However, Peter is arrested, following a sex scandal. Despite the cheating, Alicia remains with Peter, hence the show’s title. After 13 years of being a stay-at-home-mom, Alicia must return to the legal profession in order to provide for their two children, Zach (Graham Phillips) and Grace (Makenzie Vega).

At the bottom rung of the corporate ladder, Alicia starts out as a junior litigator at the prestigious Chicago law firm of Stern, Lockhart & Gardner. As the series progresses, she rises through the ranks and becomes a partner. Eventually, she starts her own law firm called Florrick, Agos & Associates. Next, she becomes First Lady of Illinois once Peter’s elected as governor.

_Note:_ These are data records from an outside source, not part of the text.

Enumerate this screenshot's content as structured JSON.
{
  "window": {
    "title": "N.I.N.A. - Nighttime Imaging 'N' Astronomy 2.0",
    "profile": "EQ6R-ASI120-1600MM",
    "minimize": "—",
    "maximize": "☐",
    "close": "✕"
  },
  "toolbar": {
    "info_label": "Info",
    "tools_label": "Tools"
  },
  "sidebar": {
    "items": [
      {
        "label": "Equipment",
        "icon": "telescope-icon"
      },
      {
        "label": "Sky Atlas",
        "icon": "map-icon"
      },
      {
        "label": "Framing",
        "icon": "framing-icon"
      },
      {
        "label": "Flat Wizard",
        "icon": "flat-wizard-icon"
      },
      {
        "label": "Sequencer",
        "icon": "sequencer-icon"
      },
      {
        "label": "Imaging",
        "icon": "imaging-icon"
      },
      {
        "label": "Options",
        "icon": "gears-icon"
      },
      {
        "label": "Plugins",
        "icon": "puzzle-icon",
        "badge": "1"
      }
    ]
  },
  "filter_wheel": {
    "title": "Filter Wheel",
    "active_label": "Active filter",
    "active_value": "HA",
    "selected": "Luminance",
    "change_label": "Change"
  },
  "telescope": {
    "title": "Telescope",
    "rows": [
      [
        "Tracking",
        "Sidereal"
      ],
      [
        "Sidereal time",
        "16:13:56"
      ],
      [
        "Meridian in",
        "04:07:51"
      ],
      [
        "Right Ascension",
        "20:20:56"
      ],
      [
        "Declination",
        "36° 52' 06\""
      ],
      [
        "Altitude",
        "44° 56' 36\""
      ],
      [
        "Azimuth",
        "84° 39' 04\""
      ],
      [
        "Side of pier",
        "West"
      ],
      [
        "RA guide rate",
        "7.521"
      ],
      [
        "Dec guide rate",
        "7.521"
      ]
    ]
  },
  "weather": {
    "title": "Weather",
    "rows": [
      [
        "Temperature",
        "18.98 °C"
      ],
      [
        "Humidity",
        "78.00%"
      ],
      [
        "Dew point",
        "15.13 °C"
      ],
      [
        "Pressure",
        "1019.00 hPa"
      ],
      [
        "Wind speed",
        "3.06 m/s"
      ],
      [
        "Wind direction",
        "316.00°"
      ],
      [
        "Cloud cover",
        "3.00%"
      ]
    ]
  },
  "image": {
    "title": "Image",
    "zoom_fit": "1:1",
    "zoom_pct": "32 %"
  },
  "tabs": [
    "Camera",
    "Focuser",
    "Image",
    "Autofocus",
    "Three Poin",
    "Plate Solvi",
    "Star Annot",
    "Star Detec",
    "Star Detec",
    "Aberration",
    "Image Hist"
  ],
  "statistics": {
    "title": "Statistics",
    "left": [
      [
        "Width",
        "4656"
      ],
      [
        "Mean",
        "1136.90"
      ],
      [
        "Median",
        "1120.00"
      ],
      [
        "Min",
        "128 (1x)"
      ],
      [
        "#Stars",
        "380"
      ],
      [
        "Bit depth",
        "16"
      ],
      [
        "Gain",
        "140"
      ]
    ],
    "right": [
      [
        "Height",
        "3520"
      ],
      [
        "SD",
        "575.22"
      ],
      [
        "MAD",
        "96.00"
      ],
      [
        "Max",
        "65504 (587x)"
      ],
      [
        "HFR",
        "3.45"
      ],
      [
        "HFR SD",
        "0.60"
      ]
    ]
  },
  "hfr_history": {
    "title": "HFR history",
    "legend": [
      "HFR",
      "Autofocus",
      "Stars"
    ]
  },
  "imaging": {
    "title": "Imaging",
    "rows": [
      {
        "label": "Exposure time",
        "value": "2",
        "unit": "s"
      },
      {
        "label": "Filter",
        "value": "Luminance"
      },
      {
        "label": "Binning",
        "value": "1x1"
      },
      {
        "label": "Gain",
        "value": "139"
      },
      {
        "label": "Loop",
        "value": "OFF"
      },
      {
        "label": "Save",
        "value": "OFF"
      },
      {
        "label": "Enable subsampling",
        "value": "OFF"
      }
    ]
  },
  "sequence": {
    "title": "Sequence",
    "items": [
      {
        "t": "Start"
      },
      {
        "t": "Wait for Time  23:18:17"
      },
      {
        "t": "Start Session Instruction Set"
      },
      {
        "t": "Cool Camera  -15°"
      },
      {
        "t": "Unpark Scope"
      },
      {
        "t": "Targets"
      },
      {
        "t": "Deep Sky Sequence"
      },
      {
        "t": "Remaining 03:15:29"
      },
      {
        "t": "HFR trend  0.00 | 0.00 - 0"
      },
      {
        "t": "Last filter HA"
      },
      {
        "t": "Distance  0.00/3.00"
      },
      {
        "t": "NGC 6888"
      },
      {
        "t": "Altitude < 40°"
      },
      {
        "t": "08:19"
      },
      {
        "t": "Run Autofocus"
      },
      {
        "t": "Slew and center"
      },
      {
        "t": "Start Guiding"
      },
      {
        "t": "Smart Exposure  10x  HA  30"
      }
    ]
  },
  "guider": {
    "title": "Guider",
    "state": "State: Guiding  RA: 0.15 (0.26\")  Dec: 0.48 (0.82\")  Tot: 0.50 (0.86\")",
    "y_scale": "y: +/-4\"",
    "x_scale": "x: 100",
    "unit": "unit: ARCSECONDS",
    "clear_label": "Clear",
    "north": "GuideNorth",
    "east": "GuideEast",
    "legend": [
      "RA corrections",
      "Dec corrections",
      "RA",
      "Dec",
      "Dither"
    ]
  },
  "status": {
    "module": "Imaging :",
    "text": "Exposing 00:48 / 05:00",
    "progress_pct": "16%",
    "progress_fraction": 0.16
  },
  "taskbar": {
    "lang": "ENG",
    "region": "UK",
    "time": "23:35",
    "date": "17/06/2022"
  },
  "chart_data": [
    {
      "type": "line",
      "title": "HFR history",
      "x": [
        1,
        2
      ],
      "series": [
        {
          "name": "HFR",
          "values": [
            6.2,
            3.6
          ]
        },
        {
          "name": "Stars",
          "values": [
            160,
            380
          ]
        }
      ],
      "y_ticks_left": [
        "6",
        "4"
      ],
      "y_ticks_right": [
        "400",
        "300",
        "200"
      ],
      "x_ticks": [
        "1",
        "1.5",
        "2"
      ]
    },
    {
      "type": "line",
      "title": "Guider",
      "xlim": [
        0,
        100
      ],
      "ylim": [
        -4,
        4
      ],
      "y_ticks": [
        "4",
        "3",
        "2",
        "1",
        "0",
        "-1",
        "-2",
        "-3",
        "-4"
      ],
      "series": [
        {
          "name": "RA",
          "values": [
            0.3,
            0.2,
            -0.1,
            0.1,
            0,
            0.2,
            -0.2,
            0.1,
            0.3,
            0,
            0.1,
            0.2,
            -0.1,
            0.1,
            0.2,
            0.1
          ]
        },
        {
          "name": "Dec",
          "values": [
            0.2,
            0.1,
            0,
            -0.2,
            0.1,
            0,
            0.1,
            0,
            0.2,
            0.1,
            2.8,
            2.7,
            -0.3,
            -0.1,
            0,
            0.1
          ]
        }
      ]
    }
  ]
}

Alicia herself runs for her husband’s old job as Cook County State’s Attorney and wins the election. However, she’s caught up in an electoral fraud scandal. Although she’s innocent, Alicia must resign. Broken and humiliated once again, she returns to practicing law, but the firm she founded won’t reinstate her because of her blemished reputation. She is offered a legal partnership with her archrival Louis Canning (Michael J. Fox).

“Juliana is wonderful. Absolutely wonderful. She deserves the Emmy, but what’s more important is how she is as a person; she’s just a lovely person,” said Detroit native Tom Skerritt, who had a recurring role on “The Good Wife” during the sixth season as James Paisley, CEO of the Paisley Group.

Skerritt, who attended HFC and Wayne State University, isn’t the only actor with Michigan ties to appear on “The Good Wife.” University of Michigan alumna Margo Martindale plays Ruth Eastman this season. Elizabeth Reaser, an alumna of Avondale High School, had a recurring role in the second season as Tammy Linnata. U-M alumna Miriam Shor had a recurring role as journalist Mandy Post from seasons 3-6. Wayne State University alumnus Jeffrey Tambor had a recurring role as Judge George Kluger in the fifth season. Denis O’Hare, an alumnus of Brother Rice High School in Bloomfield Hills, has had a recurring role as Judge Charles Abernathy since the first season. In fact, O’Hare’s final episode as Abernathy was on the Sunday, March 6 episode.

“I think it is a good thing that ‘The Good Wife’ is ending on such a high note and while it maintains its integrity. Too many shows continue past their expiration date,” said O’Hare. “I think a large part of the success of the ‘The Good Wife’ is due to the Kings – the husband and wife writing team that tightly controlled the tone and palette, as well as the particular point of view that made the world of ‘The Good Wife.’ The other factor that made it such a success was the excellent New York-based cast starting with Julianna Margulies whose quiet confidence, great mordant humor, and keen, cool intelligence is a rarity in TV today.”

Kwami Jones, of Detroit, has watched “The Good Wife” religiously from the start. The trailer announcing the show’s first episode captivated him with all the political scandals transpiring. Jones watched the first episode and was hooked. Soon thereafter, he realized the scope of the show went far beyond the affairs of Peter Florrick.

“The show is well-written, and it has great drama and acting. It explores and tackles real life issues and relationships. Moreover, Archie Panjabi (who played investigator Kalinda Sharma for six seasons) was an excellent actress who truly acted her role to the point you never knew what angle she was coming from,” said Jones. “I hate that the show is ending, but – inevitably – all good things have to come to an end, especially storylines. There was no need to water it down and just have the show go on just because.”

Subscribe to the Legal News!
Full access to public notices, articles, columns, archives, statistics, calendar and more
Day Pass Only $4.95!
One-County $80/year
Three-County & Full Pass also available